> _AIM OF THE TASK_: Every line of the material is to be duplicated precisely.

-=-=-

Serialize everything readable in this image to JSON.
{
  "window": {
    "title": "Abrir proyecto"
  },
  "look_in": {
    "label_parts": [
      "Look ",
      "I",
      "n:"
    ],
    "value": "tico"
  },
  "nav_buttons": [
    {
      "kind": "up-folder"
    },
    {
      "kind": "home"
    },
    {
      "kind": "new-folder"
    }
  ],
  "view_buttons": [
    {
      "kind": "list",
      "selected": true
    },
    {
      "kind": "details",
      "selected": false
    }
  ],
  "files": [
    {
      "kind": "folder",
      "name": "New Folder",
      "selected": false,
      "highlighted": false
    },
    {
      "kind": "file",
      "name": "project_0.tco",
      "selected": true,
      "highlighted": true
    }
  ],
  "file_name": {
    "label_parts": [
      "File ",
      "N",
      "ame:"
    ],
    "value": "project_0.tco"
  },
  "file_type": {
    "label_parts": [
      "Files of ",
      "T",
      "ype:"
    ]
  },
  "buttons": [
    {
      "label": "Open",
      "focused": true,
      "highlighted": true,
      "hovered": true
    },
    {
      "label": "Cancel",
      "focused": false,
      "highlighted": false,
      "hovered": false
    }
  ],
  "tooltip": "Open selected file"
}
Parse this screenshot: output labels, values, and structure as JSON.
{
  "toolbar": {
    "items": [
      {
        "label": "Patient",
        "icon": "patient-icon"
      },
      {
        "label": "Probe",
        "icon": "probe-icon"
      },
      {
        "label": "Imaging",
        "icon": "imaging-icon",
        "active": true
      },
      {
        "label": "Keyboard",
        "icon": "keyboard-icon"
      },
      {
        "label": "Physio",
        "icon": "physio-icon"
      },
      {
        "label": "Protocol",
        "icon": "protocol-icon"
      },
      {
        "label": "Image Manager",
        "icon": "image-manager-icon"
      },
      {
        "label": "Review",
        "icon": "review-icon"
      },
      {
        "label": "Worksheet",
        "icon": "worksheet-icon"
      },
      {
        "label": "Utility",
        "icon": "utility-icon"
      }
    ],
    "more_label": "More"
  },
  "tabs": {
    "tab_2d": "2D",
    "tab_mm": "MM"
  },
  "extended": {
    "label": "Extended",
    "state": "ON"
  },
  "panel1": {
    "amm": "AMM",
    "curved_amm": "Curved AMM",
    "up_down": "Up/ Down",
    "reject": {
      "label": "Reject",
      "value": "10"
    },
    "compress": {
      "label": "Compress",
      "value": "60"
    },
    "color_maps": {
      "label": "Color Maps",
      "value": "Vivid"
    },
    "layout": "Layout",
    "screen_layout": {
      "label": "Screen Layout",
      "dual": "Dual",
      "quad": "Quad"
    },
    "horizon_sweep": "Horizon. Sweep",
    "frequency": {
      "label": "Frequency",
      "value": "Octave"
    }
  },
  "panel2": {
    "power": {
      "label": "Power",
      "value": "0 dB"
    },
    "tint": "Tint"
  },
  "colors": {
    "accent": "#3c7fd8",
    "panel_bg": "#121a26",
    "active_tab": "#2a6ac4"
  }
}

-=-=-

> _RESPONSE FOR THIS EXERCISE_:
Serialize everything readable in this image to JSON.
{
  "window": {
    "title": "Abrir proyecto"
  },
  "look_in": {
    "label_parts": [
      "Look ",
      "I",
      "n:"
    ],
    "value": "tico"
  },
  "nav_buttons": [
    {
      "kind": "up-folder"
    },
    {
      "kind": "home"
    },
    {
      "kind": "new-folder"
    }
  ],
  "view_buttons": [
    {
      "kind": "list",
      "selected": true
    },
    {
      "kind": "details",
      "selected": false
    }
  ],
  "files": [
    {
      "kind": "folder",
      "name": "New Folder",
      "selected": false,
      "highlighted": false
    },
    {
      "kind": "file",
      "name": "project_0.tco",
      "selected": true,
      "highlighted": true
    }
  ],
  "file_name": {
    "label_parts": [
      "File ",
      "N",
      "ame:"
    ],
    "value": "project_0.tco"
  },
  "file_type": {
    "label_parts": [
      "Files of ",
      "T",
      "ype:"
    ]
  },
  "buttons": [
    {
      "label": "Open",
      "focused": true,
      "highlighted": true,
      "hovered": true
    },
    {
      "label": "Cancel",
      "focused": false,
      "highlighted": false,
      "hovered": false
    }
  ],
  "tooltip": "Open selected file"
}
Parse this screenshot: output labels, values, and structure as JSON.
{
  "toolbar": {
    "items": [
      {
        "label": "Patient",
        "icon": "patient-icon"
      },
      {
        "label": "Probe",
        "icon": "probe-icon"
      },
      {
        "label": "Imaging",
        "icon": "imaging-icon",
        "active": true
      },
      {
        "label": "Keyboard",
        "icon": "keyboard-icon"
      },
      {
        "label": "Physio",
        "icon": "physio-icon"
      },
      {
        "label": "Protocol",
        "icon": "protocol-icon"
      },
      {
        "label": "Image Manager",
        "icon": "image-manager-icon"
      },
      {
        "label": "Review",
        "icon": "review-icon"
      },
      {
        "label": "Worksheet",
        "icon": "worksheet-icon"
      },
      {
        "label": "Utility",
        "icon": "utility-icon"
      }
    ],
    "more_label": "More"
  },
  "tabs": {
    "tab_2d": "2D",
    "tab_mm": "MM"
  },
  "extended": {
    "label": "Extended",
    "state": "ON"
  },
  "panel1": {
    "amm": "AMM",
    "curved_amm": "Curved AMM",
    "up_down": "Up/ Down",
    "reject": {
      "label": "Reject",
      "value": "10"
    },
    "compress": {
      "label": "Compress",
      "value": "60"
    },
    "color_maps": {
      "label": "Color Maps",
      "value": "Vivid"
    },
    "layout": "Layout",
    "screen_layout": {
      "label": "Screen Layout",
      "dual": "Dual",
      "quad": "Quad"
    },
    "horizon_sweep": "Horizon. Sweep",
    "frequency": {
      "label": "Frequency",
      "value": "Octave"
    }
  },
  "panel2": {
    "power": {
      "label": "Power",
      "value": "0 dB"
    },
    "tint": "Tint"
  },
  "colors": {
    "accent": "#3c7fd8",
    "panel_bg": "#121a26",
    "active_tab": "#2a6ac4"
  }
}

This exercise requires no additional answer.